I wrote about my interview with CSTA Executive Director, Chris Stephenson, yesterday and mentioned their emphasis on teaching algorithmic approaches to problem solving as early as primary school. Interestingly, a reader on Slashdot asked a related question about the need for some programming skill (no particular language, just flow control concepts that are broadly applicable in most languages) for college physics majors:
"I'm a fairly new physics professor at a well-ranked undergraduate university. When I arrived, I was surprised to discover there were no computer programming requirements for our majors. This has led to a series of fairly animated faculty curriculum conversations, driven by the question: to what extent should computer programming be a part of an undergraduate science education (in particular, physics)? This is a surprising line of questioning to me because in my career (dominated by research), I've never seriously even questioned the need.
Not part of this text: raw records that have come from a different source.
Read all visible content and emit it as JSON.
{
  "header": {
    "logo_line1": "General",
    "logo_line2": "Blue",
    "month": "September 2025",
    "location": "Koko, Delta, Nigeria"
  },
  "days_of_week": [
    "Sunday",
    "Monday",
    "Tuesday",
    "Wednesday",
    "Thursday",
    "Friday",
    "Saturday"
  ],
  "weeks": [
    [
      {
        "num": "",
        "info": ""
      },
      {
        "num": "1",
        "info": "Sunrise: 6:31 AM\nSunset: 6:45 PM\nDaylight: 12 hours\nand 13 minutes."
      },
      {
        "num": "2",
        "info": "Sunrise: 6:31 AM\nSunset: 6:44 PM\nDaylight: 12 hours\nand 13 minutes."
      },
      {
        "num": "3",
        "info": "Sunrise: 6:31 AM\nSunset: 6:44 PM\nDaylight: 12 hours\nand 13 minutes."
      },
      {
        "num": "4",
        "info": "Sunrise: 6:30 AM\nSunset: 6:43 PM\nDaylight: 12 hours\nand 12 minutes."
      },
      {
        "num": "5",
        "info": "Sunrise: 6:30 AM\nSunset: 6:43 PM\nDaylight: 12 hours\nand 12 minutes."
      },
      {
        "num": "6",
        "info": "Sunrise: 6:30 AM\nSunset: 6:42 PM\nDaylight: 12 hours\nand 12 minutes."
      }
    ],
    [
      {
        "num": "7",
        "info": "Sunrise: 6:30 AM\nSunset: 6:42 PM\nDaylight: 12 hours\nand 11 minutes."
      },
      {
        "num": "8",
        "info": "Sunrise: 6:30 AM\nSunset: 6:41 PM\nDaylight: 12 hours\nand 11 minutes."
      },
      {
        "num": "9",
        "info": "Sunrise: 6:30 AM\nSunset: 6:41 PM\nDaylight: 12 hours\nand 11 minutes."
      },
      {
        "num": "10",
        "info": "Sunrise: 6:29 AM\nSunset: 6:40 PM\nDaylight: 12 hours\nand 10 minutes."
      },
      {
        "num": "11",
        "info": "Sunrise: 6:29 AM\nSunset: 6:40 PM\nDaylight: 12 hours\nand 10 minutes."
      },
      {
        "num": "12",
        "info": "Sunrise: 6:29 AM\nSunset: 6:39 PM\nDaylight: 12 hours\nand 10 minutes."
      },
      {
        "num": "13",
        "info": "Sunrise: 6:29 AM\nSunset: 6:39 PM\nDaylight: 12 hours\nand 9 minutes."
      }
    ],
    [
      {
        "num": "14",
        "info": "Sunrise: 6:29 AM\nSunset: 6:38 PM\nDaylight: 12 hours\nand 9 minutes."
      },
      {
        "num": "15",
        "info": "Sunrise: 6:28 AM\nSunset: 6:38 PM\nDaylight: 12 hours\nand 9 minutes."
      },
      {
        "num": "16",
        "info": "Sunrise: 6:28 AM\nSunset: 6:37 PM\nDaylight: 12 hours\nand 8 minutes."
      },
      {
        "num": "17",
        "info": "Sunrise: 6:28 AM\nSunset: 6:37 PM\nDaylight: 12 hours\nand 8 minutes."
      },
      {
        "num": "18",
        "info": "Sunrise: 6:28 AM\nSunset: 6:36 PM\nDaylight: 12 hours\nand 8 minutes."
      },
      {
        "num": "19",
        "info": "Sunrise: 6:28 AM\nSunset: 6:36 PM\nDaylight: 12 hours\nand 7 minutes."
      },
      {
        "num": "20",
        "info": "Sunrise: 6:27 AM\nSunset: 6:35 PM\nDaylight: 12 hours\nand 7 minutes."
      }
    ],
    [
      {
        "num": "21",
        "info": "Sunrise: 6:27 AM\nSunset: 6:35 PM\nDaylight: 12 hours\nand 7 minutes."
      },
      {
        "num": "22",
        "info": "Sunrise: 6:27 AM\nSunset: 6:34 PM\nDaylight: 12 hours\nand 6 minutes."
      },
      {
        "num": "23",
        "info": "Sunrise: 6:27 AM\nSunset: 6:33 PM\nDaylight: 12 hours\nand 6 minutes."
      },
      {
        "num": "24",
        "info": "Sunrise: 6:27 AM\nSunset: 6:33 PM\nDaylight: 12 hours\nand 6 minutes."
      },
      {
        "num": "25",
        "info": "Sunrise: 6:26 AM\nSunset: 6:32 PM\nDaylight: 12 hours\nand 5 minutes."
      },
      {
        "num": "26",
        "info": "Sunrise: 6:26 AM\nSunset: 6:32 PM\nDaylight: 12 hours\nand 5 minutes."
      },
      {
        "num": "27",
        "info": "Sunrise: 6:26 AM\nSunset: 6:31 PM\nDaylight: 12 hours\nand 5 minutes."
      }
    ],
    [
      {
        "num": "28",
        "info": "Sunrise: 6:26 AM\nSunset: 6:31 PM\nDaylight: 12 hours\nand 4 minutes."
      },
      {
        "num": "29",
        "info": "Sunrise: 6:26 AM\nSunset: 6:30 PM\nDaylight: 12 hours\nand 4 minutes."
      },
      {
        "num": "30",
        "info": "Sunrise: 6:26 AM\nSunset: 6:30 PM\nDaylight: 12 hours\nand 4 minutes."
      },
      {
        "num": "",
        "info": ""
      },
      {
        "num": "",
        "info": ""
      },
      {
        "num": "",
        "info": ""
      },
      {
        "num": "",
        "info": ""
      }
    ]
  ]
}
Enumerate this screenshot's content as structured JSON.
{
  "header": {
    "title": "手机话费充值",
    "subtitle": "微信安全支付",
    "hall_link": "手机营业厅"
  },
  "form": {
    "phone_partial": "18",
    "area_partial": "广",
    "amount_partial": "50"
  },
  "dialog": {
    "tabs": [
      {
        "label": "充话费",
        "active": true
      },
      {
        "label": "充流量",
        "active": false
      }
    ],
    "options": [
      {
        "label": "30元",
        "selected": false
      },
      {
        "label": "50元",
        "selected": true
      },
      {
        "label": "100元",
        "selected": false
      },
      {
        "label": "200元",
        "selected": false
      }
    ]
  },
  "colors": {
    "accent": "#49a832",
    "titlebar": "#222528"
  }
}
If you are a physics major, you learn to program. The exact language isn't so important as is flow control, file handling, basic methods/technique, basic resource management, and troubleshooting. The methods learned in any language can then be ported over to just about any numerical or scientific computational problem."
The question is relevant well beyond physics; those of us in my masters program who have at least some programming experience are far better equipped to make use of tools like Maple and Matlab than those who have never programmed. What I thought was more interesting, however, and closely related to my post on the CSTA was one reader's response:
In a modern, educated nation...one might expect, given the ubiquity of computers, that everyone (not just science majors) have some basic understanding of programming, even if it's just -- err --- BASIC.
I'll go even further and suggest that this isn't appropriate for college, but would fit nicely into 6th and 7th grade algebra.
Bingo. Anyone up for worrying less about how to use TI-83s in class and more about getting kids to solve problems in ways that can have a long-term impact on their success in advanced study, industry, and a technology-dominated society?
Is anyone out there actually doing this? Where does your school/district introduce programming concepts, if at all?